Now, the focus has shifted to more technical innovation. Some of these focal points include security and data analytics, blockchain, machine learning, etc.
Not limiting themselves to just offering the management of transactions, fintechs are now moving above and beyond this scope to offer a vast array of options for their clients, providing them with that elusive wow factor.
The Future Of Fintech
The challenge for fintechs in the future will be to become increasingly more technical. Banks are now privy to the secret successes of fintech and will likely catch up with the improvement of both user experience and transparency. Fintechs will no longer be able to rely on rock-bottom prices alone.
In order to remain relevant and competitive, they will need to focus on more innovative solutions so that they can continue to deliver exceptional value to their customers.
What makes these fintech companies so nimble is their size. Their teams tend to be small, sharp (given their digital background), with a laser-focused ability to pursue specific subjects.
Fintechs are already at the forefront of this change, while banks are still undergoing a transformation, albeit slow.
Banks, by their very nature, are not known to be agile. As they face increasing competition, especially from fintech companies, they are gradually making the necessary adjustments. As the rules are changing in the digital payment space, banks are beginning to take notice and they are even collaborating with fintech companies.
Without question, fintechs are disrupting and revolutionizing the payment industry.

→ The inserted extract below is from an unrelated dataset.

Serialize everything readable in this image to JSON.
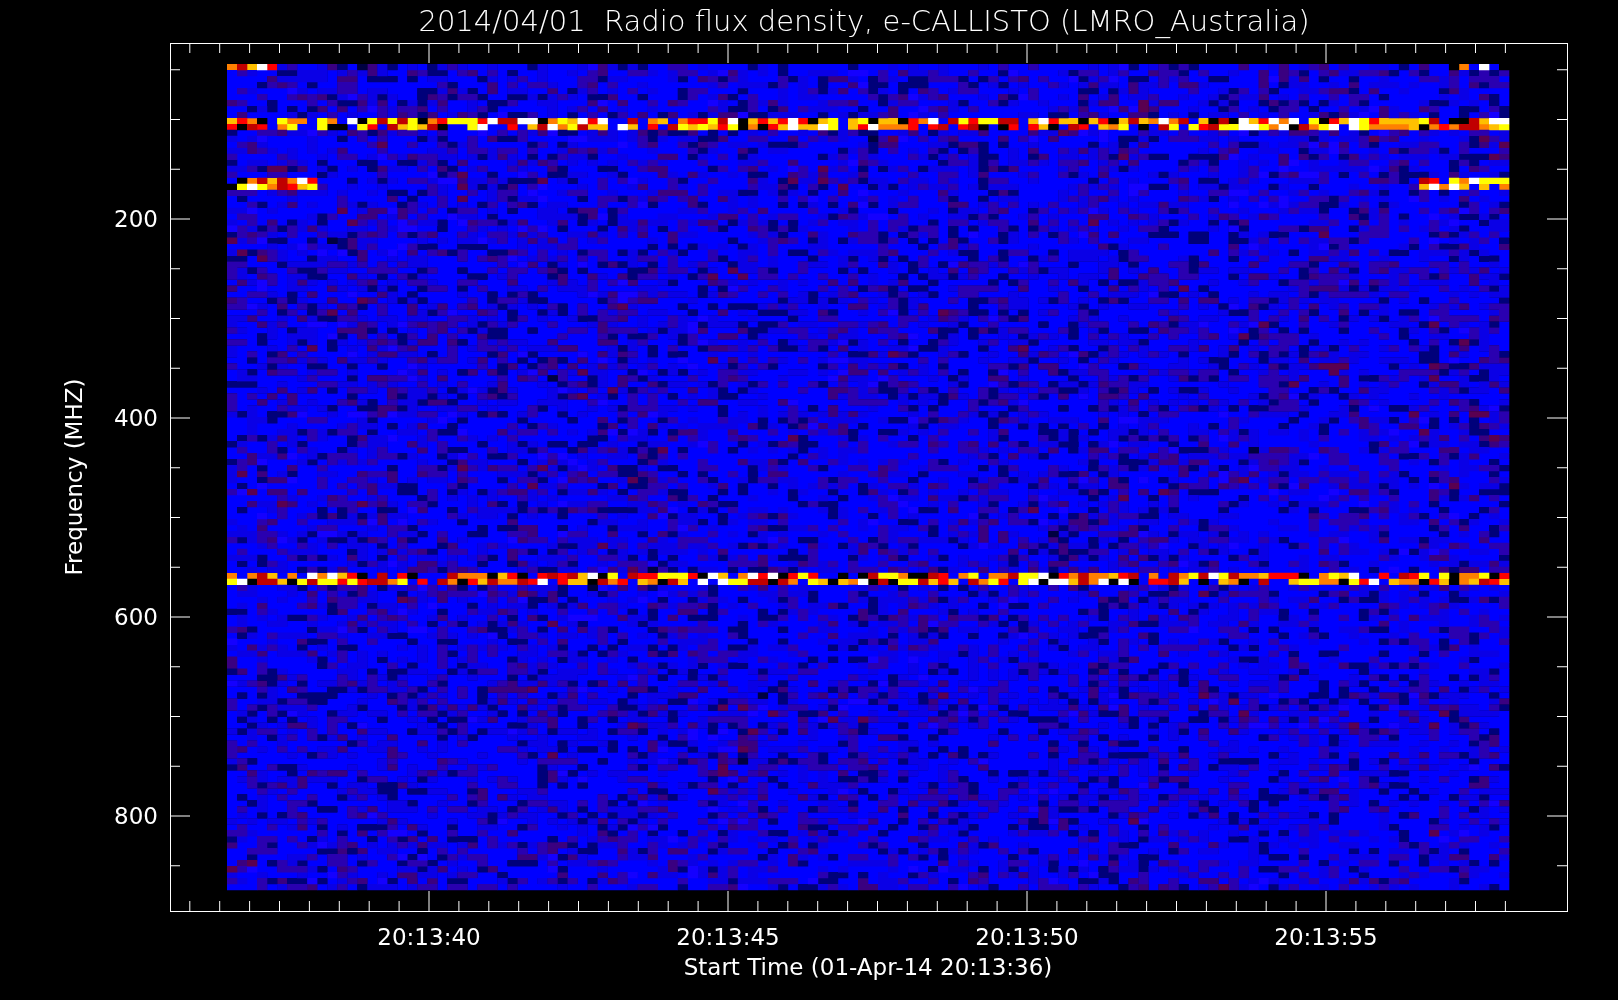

There is clearly a dichotomy that is playing right before our eyes, a combination of both competition and collaboration. This makes it a very thrilling time in the payment industry.
Although it is difficult to really know how many partnerships are forming between fintechs and traditional banking institutions, one thing is certain, this is the new normal in the payment landscape.